* REQUIRED WORK
Each record should be written out exactly as given.

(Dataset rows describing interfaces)

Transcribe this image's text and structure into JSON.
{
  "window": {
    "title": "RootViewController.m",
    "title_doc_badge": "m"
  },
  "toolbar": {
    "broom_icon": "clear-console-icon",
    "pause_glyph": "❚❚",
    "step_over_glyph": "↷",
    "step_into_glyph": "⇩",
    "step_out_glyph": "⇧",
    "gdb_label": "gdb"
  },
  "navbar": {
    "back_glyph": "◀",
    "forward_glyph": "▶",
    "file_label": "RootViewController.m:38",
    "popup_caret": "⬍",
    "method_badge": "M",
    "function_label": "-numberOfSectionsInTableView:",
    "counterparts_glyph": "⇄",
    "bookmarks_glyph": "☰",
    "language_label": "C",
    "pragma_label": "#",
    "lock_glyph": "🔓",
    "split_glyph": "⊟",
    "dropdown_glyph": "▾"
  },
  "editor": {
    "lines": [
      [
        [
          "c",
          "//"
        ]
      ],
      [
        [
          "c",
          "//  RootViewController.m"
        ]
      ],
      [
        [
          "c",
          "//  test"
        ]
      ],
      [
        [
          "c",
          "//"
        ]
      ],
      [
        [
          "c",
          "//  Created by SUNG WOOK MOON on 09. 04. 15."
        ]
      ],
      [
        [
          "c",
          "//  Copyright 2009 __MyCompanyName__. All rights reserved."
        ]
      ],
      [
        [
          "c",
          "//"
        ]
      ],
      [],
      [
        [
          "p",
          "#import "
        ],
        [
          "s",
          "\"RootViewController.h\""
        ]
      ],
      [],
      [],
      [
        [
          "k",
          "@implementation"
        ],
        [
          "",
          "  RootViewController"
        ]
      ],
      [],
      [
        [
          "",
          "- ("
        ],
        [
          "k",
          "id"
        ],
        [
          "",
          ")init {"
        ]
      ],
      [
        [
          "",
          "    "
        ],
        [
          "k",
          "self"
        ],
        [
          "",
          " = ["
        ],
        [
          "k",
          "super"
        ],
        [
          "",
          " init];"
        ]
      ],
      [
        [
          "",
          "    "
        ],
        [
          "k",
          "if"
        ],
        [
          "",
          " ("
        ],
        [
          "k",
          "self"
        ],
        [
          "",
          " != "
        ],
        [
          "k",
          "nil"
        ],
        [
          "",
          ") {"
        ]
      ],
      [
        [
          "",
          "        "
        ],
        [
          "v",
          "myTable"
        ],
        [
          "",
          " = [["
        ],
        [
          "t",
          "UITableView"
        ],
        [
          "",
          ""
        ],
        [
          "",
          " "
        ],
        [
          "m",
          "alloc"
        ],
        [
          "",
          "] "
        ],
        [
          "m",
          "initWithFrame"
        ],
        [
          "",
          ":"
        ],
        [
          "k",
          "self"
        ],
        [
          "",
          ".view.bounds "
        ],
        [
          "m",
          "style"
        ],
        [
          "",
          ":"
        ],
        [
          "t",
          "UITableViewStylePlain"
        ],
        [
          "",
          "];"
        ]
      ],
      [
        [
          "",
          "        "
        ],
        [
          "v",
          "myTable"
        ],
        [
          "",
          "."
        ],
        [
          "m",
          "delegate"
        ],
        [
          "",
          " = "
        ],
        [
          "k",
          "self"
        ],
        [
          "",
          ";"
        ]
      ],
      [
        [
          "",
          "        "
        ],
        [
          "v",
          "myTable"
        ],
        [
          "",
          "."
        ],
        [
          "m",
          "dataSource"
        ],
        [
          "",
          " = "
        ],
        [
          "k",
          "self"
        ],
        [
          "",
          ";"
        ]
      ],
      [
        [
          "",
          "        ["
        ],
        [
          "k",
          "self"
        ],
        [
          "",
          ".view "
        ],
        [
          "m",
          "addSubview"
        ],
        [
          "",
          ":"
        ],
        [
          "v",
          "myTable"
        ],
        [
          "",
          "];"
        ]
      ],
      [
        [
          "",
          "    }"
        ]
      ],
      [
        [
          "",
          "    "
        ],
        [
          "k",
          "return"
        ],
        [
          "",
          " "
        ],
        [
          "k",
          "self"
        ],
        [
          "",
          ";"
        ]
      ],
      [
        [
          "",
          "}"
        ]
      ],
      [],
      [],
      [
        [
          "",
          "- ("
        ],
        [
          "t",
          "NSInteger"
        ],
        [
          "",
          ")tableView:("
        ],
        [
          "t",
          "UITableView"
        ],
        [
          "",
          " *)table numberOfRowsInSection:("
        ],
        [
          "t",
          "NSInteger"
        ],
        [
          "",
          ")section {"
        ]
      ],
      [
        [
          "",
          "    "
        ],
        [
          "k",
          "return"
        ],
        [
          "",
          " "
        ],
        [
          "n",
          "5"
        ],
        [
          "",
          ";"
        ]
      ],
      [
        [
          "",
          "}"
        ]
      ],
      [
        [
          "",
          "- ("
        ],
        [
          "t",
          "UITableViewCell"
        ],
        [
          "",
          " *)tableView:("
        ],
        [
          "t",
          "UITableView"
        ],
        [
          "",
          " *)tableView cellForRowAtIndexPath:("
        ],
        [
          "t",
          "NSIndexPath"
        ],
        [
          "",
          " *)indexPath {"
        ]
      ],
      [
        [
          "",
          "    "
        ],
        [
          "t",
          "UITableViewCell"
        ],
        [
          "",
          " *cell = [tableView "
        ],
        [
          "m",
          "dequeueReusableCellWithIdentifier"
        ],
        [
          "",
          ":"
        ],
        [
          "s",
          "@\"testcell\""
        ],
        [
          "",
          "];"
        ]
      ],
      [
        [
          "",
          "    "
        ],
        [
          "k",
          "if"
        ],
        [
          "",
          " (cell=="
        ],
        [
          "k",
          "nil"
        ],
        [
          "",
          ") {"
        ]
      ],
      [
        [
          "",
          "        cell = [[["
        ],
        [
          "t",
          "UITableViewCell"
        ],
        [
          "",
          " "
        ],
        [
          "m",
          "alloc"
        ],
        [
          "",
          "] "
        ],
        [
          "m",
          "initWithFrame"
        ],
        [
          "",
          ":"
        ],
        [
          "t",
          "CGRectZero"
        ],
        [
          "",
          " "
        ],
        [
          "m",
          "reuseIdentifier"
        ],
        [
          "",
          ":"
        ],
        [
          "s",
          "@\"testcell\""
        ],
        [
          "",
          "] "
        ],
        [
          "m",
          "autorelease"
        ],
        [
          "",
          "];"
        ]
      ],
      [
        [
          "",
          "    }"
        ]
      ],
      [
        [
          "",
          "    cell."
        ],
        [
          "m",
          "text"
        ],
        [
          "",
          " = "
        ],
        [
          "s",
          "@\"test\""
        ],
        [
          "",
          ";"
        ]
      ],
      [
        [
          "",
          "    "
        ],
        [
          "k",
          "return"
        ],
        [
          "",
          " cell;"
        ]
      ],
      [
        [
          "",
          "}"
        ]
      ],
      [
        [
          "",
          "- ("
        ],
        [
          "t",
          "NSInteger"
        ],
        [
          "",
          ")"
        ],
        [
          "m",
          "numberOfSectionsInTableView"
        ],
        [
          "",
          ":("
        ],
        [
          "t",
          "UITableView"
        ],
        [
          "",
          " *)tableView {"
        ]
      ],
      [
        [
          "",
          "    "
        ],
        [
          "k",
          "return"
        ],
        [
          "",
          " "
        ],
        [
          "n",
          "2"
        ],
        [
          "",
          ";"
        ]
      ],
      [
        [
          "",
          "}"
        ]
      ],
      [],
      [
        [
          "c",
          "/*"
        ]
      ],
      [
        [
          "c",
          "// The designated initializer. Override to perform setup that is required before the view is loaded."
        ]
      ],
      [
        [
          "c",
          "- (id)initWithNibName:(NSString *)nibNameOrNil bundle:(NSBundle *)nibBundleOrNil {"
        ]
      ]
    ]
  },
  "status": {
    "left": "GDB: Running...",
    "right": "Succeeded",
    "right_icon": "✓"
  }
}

* RESPONSE TO THIS TASK
Transcribe this image's text and structure into JSON.
{
  "window": {
    "title": "RootViewController.m",
    "title_doc_badge": "m"
  },
  "toolbar": {
    "broom_icon": "clear-console-icon",
    "pause_glyph": "❚❚",
    "step_over_glyph": "↷",
    "step_into_glyph": "⇩",
    "step_out_glyph": "⇧",
    "gdb_label": "gdb"
  },
  "navbar": {
    "back_glyph": "◀",
    "forward_glyph": "▶",
    "file_label": "RootViewController.m:38",
    "popup_caret": "⬍",
    "method_badge": "M",
    "function_label": "-numberOfSectionsInTableView:",
    "counterparts_glyph": "⇄",
    "bookmarks_glyph": "☰",
    "language_label": "C",
    "pragma_label": "#",
    "lock_glyph": "🔓",
    "split_glyph": "⊟",
    "dropdown_glyph": "▾"
  },
  "editor": {
    "lines": [
      [
        [
          "c",
          "//"
        ]
      ],
      [
        [
          "c",
          "//  RootViewController.m"
        ]
      ],
      [
        [
          "c",
          "//  test"
        ]
      ],
      [
        [
          "c",
          "//"
        ]
      ],
      [
        [
          "c",
          "//  Created by SUNG WOOK MOON on 09. 04. 15."
        ]
      ],
      [
        [
          "c",
          "//  Copyright 2009 __MyCompanyName__. All rights reserved."
        ]
      ],
      [
        [
          "c",
          "//"
        ]
      ],
      [],
      [
        [
          "p",
          "#import "
        ],
        [
          "s",
          "\"RootViewController.h\""
        ]
      ],
      [],
      [],
      [
        [
          "k",
          "@implementation"
        ],
        [
          "",
          "  RootViewController"
        ]
      ],
      [],
      [
        [
          "",
          "- ("
        ],
        [
          "k",
          "id"
        ],
        [
          "",
          ")init {"
        ]
      ],
      [
        [
          "",
          "    "
        ],
        [
          "k",
          "self"
        ],
        [
          "",
          " = ["
        ],
        [
          "k",
          "super"
        ],
        [
          "",
          " init];"
        ]
      ],
      [
        [
          "",
          "    "
        ],
        [
          "k",
          "if"
        ],
        [
          "",
          " ("
        ],
        [
          "k",
          "self"
        ],
        [
          "",
          " != "
        ],
        [
          "k",
          "nil"
        ],
        [
          "",
          ") {"
        ]
      ],
      [
        [
          "",
          "        "
        ],
        [
          "v",
          "myTable"
        ],
        [
          "",
          " = [["
        ],
        [
          "t",
          "UITableView"
        ],
        [
          "",
          ""
        ],
        [
          "",
          " "
        ],
        [
          "m",
          "alloc"
        ],
        [
          "",
          "] "
        ],
        [
          "m",
          "initWithFrame"
        ],
        [
          "",
          ":"
        ],
        [
          "k",
          "self"
        ],
        [
          "",
          ".view.bounds "
        ],
        [
          "m",
          "style"
        ],
        [
          "",
          ":"
        ],
        [
          "t",
          "UITableViewStylePlain"
        ],
        [
          "",
          "];"
        ]
      ],
      [
        [
          "",
          "        "
        ],
        [
          "v",
          "myTable"
        ],
        [
          "",
          "."
        ],
        [
          "m",
          "delegate"
        ],
        [
          "",
          " = "
        ],
        [
          "k",
          "self"
        ],
        [
          "",
          ";"
        ]
      ],
      [
        [
          "",
          "        "
        ],
        [
          "v",
          "myTable"
        ],
        [
          "",
          "."
        ],
        [
          "m",
          "dataSource"
        ],
        [
          "",
          " = "
        ],
        [
          "k",
          "self"
        ],
        [
          "",
          ";"
        ]
      ],
      [
        [
          "",
          "        ["
        ],
        [
          "k",
          "self"
        ],
        [
          "",
          ".view "
        ],
        [
          "m",
          "addSubview"
        ],
        [
          "",
          ":"
        ],
        [
          "v",
          "myTable"
        ],
        [
          "",
          "];"
        ]
      ],
      [
        [
          "",
          "    }"
        ]
      ],
      [
        [
          "",
          "    "
        ],
        [
          "k",
          "return"
        ],
        [
          "",
          " "
        ],
        [
          "k",
          "self"
        ],
        [
          "",
          ";"
        ]
      ],
      [
        [
          "",
          "}"
        ]
      ],
      [],
      [],
      [
        [
          "",
          "- ("
        ],
        [
          "t",
          "NSInteger"
        ],
        [
          "",
          ")tableView:("
        ],
        [
          "t",
          "UITableView"
        ],
        [
          "",
          " *)table numberOfRowsInSection:("
        ],
        [
          "t",
          "NSInteger"
        ],
        [
          "",
          ")section {"
        ]
      ],
      [
        [
          "",
          "    "
        ],
        [
          "k",
          "return"
        ],
        [
          "",
          " "
        ],
        [
          "n",
          "5"
        ],
        [
          "",
          ";"
        ]
      ],
      [
        [
          "",
          "}"
        ]
      ],
      [
        [
          "",
          "- ("
        ],
        [
          "t",
          "UITableViewCell"
        ],
        [
          "",
          " *)tableView:("
        ],
        [
          "t",
          "UITableView"
        ],
        [
          "",
          " *)tableView cellForRowAtIndexPath:("
        ],
        [
          "t",
          "NSIndexPath"
        ],
        [
          "",
          " *)indexPath {"
        ]
      ],
      [
        [
          "",
          "    "
        ],
        [
          "t",
          "UITableViewCell"
        ],
        [
          "",
          " *cell = [tableView "
        ],
        [
          "m",
          "dequeueReusableCellWithIdentifier"
        ],
        [
          "",
          ":"
        ],
        [
          "s",
          "@\"testcell\""
        ],
        [
          "",
          "];"
        ]
      ],
      [
        [
          "",
          "    "
        ],
        [
          "k",
          "if"
        ],
        [
          "",
          " (cell=="
        ],
        [
          "k",
          "nil"
        ],
        [
          "",
          ") {"
        ]
      ],
      [
        [
          "",
          "        cell = [[["
        ],
        [
          "t",
          "UITableViewCell"
        ],
        [
          "",
          " "
        ],
        [
          "m",
          "alloc"
        ],
        [
          "",
          "] "
        ],
        [
          "m",
          "initWithFrame"
        ],
        [
          "",
          ":"
        ],
        [
          "t",
          "CGRectZero"
        ],
        [
          "",
          " "
        ],
        [
          "m",
          "reuseIdentifier"
        ],
        [
          "",
          ":"
        ],
        [
          "s",
          "@\"testcell\""
        ],
        [
          "",
          "] "
        ],
        [
          "m",
          "autorelease"
        ],
        [
          "",
          "];"
        ]
      ],
      [
        [
          "",
          "    }"
        ]
      ],
      [
        [
          "",
          "    cell."
        ],
        [
          "m",
          "text"
        ],
        [
          "",
          " = "
        ],
        [
          "s",
          "@\"test\""
        ],
        [
          "",
          ";"
        ]
      ],
      [
        [
          "",
          "    "
        ],
        [
          "k",
          "return"
        ],
        [
          "",
          " cell;"
        ]
      ],
      [
        [
          "",
          "}"
        ]
      ],
      [
        [
          "",
          "- ("
        ],
        [
          "t",
          "NSInteger"
        ],
        [
          "",
          ")"
        ],
        [
          "m",
          "numberOfSectionsInTableView"
        ],
        [
          "",
          ":("
        ],
        [
          "t",
          "UITableView"
        ],
        [
          "",
          " *)tableView {"
        ]
      ],
      [
        [
          "",
          "    "
        ],
        [
          "k",
          "return"
        ],
        [
          "",
          " "
        ],
        [
          "n",
          "2"
        ],
        [
          "",
          ";"
        ]
      ],
      [
        [
          "",
          "}"
        ]
      ],
      [],
      [
        [
          "c",
          "/*"
        ]
      ],
      [
        [
          "c",
          "// The designated initializer. Override to perform setup that is required before the view is loaded."
        ]
      ],
      [
        [
          "c",
          "- (id)initWithNibName:(NSString *)nibNameOrNil bundle:(NSBundle *)nibBundleOrNil {"
        ]
      ]
    ]
  },
  "status": {
    "left": "GDB: Running...",
    "right": "Succeeded",
    "right_icon": "✓"
  }
}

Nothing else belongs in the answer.